Critic Jessica Hopper has played in and managed bands, toured internationally, booked shows, produced records, worked as a publicist and is the author of The Girls' Guide to Rocking, a how-to for teen ladies. She is here to help you stop doing it wrong. Send your problems to her -- confidentiality is assured, unless you want to use your drama as a ticket to Internet microfame.
Dear Fan, I am a fantastic and versatile songwriter, an accomplished guitarist and the best male vocalist I know. I'm not bashful enough to downplay the fact that I've worked, focused and sacrificed my ass off to be able to say that. So it would probably come as no surprise to you when I say that yeah, I want to be THE MAN. I want to play festivals. I want to cut pro-sounding albums and tour. I want to play talk shows, SNL, and the Super Bowl. Not because I think I deserve it, or because I think I'm currently ready, but because I know that I at least have the tools and work habit to get great at it.
However, the steps in order to attain said goals (while never having been easy) seem almost impossible now. Is aiming for such heights even possible at all in this day and age? Particularly for music that mostly guitar-driven? --The Rave
Dearest Raver, Yes, it is possible to aim for such heights -- anything is possible. Aiming is easy enough, and certainly you have the confidence needed to make you impervious to the slings and arrows that come with such ambitions. The real question is the latter.

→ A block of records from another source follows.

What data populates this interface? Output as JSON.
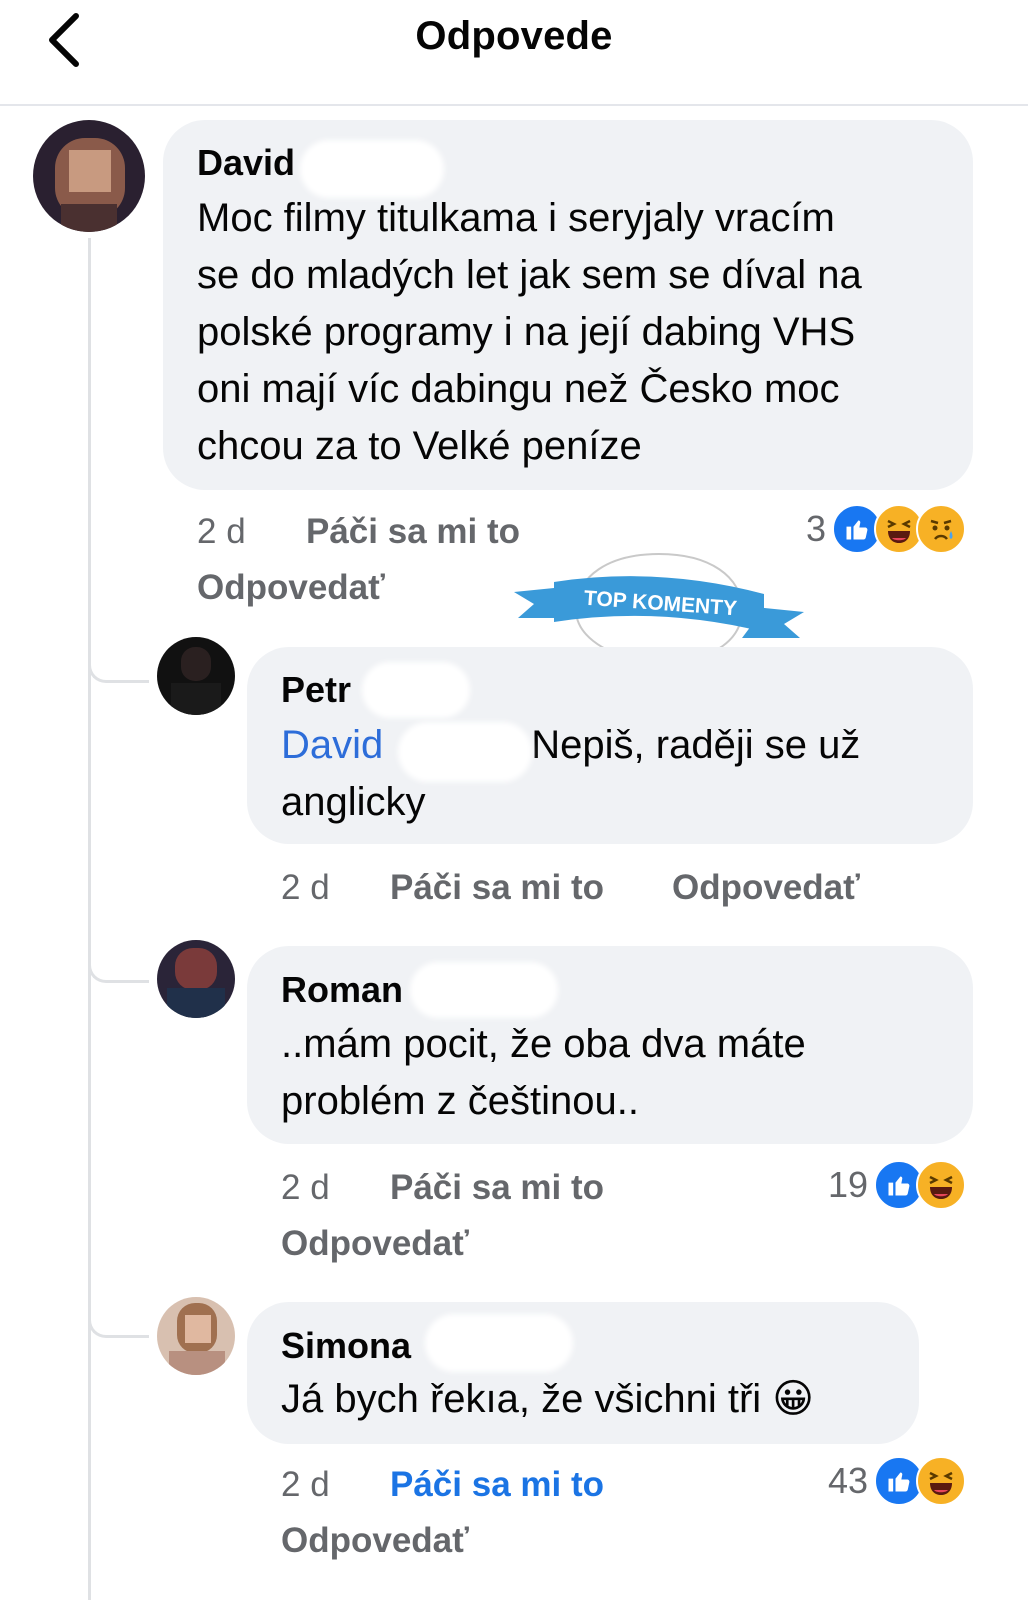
{
  "header": {
    "title": "Odpovede"
  },
  "badge": {
    "text": "TOP KOMENTY"
  },
  "comments": [
    {
      "name": "David",
      "lines": [
        "Moc filmy titulkama i seryjaly vracím",
        "se do mladých let jak sem se díval na",
        "polské programy i na její dabing VHS",
        "oni mají víc dabingu než Česko  moc",
        "chcou za to Velké peníze"
      ],
      "time": "2 d",
      "like": "Páči sa mi to",
      "reply": "Odpovedať",
      "reaction_count": "3",
      "reactions": [
        "like-icon",
        "haha-icon",
        "sad-icon"
      ]
    },
    {
      "name": "Petr",
      "mention": "David",
      "lines": [
        "Nepiš, raději se už",
        "anglicky"
      ],
      "time": "2 d",
      "like": "Páči sa mi to",
      "reply": "Odpovedať"
    },
    {
      "name": "Roman",
      "lines": [
        "..mám pocit, že oba dva máte",
        "problém z češtinou.."
      ],
      "time": "2 d",
      "like": "Páči sa mi to",
      "reply": "Odpovedať",
      "reaction_count": "19",
      "reactions": [
        "like-icon",
        "haha-icon"
      ]
    },
    {
      "name": "Simona",
      "lines": [
        "Já bych řekıa, že všichni tři 😀"
      ],
      "time": "2 d",
      "like": "Páči sa mi to",
      "reply": "Odpovedať",
      "liked": true,
      "reaction_count": "43",
      "reactions": [
        "like-icon",
        "haha-icon"
      ]
    }
  ],
  "colors": {
    "bubble": "#f0f2f5",
    "mention": "#2d6dd9",
    "liked": "#1b74e4",
    "like_reaction": "#1877f2",
    "haha_reaction": "#f7b125",
    "badge_ribbon": "#3a9ad9"
  }
}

Guitar-driven music that is on that level these days (Black Keys, Foo Fighters, Coldplay) is a really far cry from what you are doing. I listened to your record, and it's true, you can sing your ass off, you could absolutely be on the radio with a voice like yours, or at the very least be decimating Usher's "Climax" at karaoke. You may be playing a guitar, but you are not a rock band. My guesstimation is that you need to stop dicking around at pay-for-play nights in Long Island, indie showcases in Brooklyn and just grind on getting a decent manager, getting on A&R showcases, getting Ariel Reichstad to listen to your demo.
And a word about your album. You have one great song, one decent song, two-ish confusing songs (note: going from late-era Maxwell-sensual to metal is jarring!) and eight or ten ambient interludes?! Skits?! Answering machine verite?! This is not Lil' Kim's Hard Core, dude! Whatever these pieces are, they deflate the momentum and make me think you do not have any ideas, or perhaps just bad ones about what is interesting to other people. Trim this business to, for real, a two or three song demo of songs that are the same progressive ambient R&B genre. Delete the rest, present it to the world as an EP. Start with that and then use that for your mainstream music business hustle. Also, seek out producers who know what to do with people who can sing, maybe they can throw you on a track. You are not some beardo electro band, so abandon that model and those artful methods, because you are the guy people will sign when they are looking for the next Bruno Mars. Good luck, Fan
RFT MUSIC'S GREATEST HITS
The 15 Most Ridiculous Band Promo Photos Ever This Incredible Make-A-Wish Teenager Went to the Gathering of the Juggalos, Got a Lap Dance (NSFW) Crotching Whiskey at the Justin Bieber Concert and Getting Thrown Out: A Review The Top Ten Ways to Piss Off Your Bartender at a Music Venue
Support Local Journalism.
Join the Riverfront Times Press Club
Local journalism is information. Information is power. And we believe everyone deserves access to accurate independent coverage of their community and state. Our readers helped us continue this coverage in 2020, and we are so grateful for the support.
Help us keep this coverage going in 2021. Whether it's a one-time acknowledgement of this article or an ongoing membership pledge, your support goes to local-based reporting from our small but mighty team.
Join the Riverfront Times Club for as little as $5 a month.